If you want a more detailed explanation of the mechanics (and history) of stereoscopic “3D” pictures, then check out Wikipedia.

But, whilst most old stereoscopic pictures are photographs taken using a special camera with two lenses, it’s surprisingly easy (although slightly time-consuming) to create them from any digital image using nothing more than good old MS Paint.

It’s probably best to use a graphics tablet for making stereoscopic images, but I used a mouse when I was making this guide since the shapes in it are fairly simple.

I’ll include a copyright-free template which you can download and use if you want to (although you might have to resize it, since it’s fairly small. It’s also only in portrait too.)
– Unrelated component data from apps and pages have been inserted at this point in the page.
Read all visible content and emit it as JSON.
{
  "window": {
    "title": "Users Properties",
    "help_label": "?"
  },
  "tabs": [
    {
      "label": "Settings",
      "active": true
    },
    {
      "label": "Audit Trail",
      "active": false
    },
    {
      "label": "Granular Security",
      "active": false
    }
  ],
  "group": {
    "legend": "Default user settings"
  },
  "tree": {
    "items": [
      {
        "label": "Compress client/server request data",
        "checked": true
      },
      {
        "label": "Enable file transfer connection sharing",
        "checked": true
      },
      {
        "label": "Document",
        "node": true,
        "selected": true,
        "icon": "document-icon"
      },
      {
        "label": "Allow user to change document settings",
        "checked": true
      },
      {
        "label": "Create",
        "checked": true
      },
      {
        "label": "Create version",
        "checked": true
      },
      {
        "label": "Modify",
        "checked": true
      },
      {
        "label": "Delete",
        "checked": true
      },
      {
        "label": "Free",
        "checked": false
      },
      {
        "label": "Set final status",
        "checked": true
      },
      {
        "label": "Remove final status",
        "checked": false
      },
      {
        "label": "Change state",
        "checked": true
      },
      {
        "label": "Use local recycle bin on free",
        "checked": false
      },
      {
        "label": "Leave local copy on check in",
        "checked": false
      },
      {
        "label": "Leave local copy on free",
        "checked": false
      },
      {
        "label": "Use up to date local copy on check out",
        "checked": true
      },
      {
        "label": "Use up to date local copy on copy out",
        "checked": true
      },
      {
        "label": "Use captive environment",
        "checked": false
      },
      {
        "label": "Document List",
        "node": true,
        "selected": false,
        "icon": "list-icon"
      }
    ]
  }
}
This template is released without copyright.

This template is released without copyright.

It’s fairly easy to make a template in MS Paint too – just remember that the dots should be below the exact same point in the middle of your picture and they should be the same size and the same height. The advantage of making your own template is that it’s a lot easier to make it the right size for your picture (since you don’t have to re-size it to fit into the template)

This guide will be using a fairly simple drawing from one of my “How To Draw” guides and it will show you how to make a very basic stereoscopic image with two “layers”. I’m using version 5.1 of MS Paint, but I guess that the fairly basic features I’m using are probably in more modern versions of Paint too.

I’ve also set the basic “background” colour of MS Paint to bright pink in this tutorial, so it’ll be easy to see what I’ve moved. Anyway, let’s get started….

Firstly, copy your picture in the left side of the template…

Stereoscopic image tutorial step 1

Once you’ve done that, copy it into the right side of the template. If you’ve re-sized the image to fit it into the template, then select the image from the left side of the template using the “select” tool and make a copy of that. This is because it is extremely important that both images are exactly the same size.

Once you’ve done that, you’ll end up with something like this:

Stereoscopic image tutorial step 2

You only need to alter the picture on the right side of the template in order to make a stereoscopic image.

In this guide, I’ll be showing you how to make everything inside the window appear further away than the wall in front of it.

Click on the “Free-Form Select” tool and draw around the area inside the window. In this guide, I’ll be leaving a large margin on the right-hand side of the window (for reasons I’ll explain later).

Notice how I've left a gap between the right side of the area I've selected and the edge of the window.

Notice how I’ve left a gap between the right side of the area I’ve selected and the edge of the window.

Once the area is selected, you can move it to the right in order to make it look further away (this is why the margin on the right-hand side of the window is so useful – since it allows you to move it without covering up any of the window frame).

As a general rule, if you want things to be further away from the viewer, move them further to the right. If you want things to be closer to the viewer, then either leave them where they are or move them to the left (and leave a margin on the left side rather than the right side).

Once you’ve moved the window to the right, you should have something like this (again, I’ve used bright pink for the “background” behind the drawing).

I've moved the selected area to the right.

I’ve moved the selected area to the right.

Now all you have to do is to colour over the space where the selected area used to be. The best way to do this is to zoom in and use the “Pick Colour” tool on the area next to the space in order to get the colours exactly right (when you click on an area with this tool, it automatically changes the primary colour to the same colour as the area you clicked on), then use either the pencil or the brush to colour over it.

You’ll probably have to use the “Pick Color” tool several times. But, eventually you’ll end up with something like this:

Fantastic!

Fantastic!

Well done! You’ve just made a stereoscopic image! Go on, try it out (just cross your eyes until you can see three dots below the pictures instead of two or four).

Although this guide is fairly basic, this technique can be used to turn pretty much any image into a stereoscopic image.

Anyway, have fun 🙂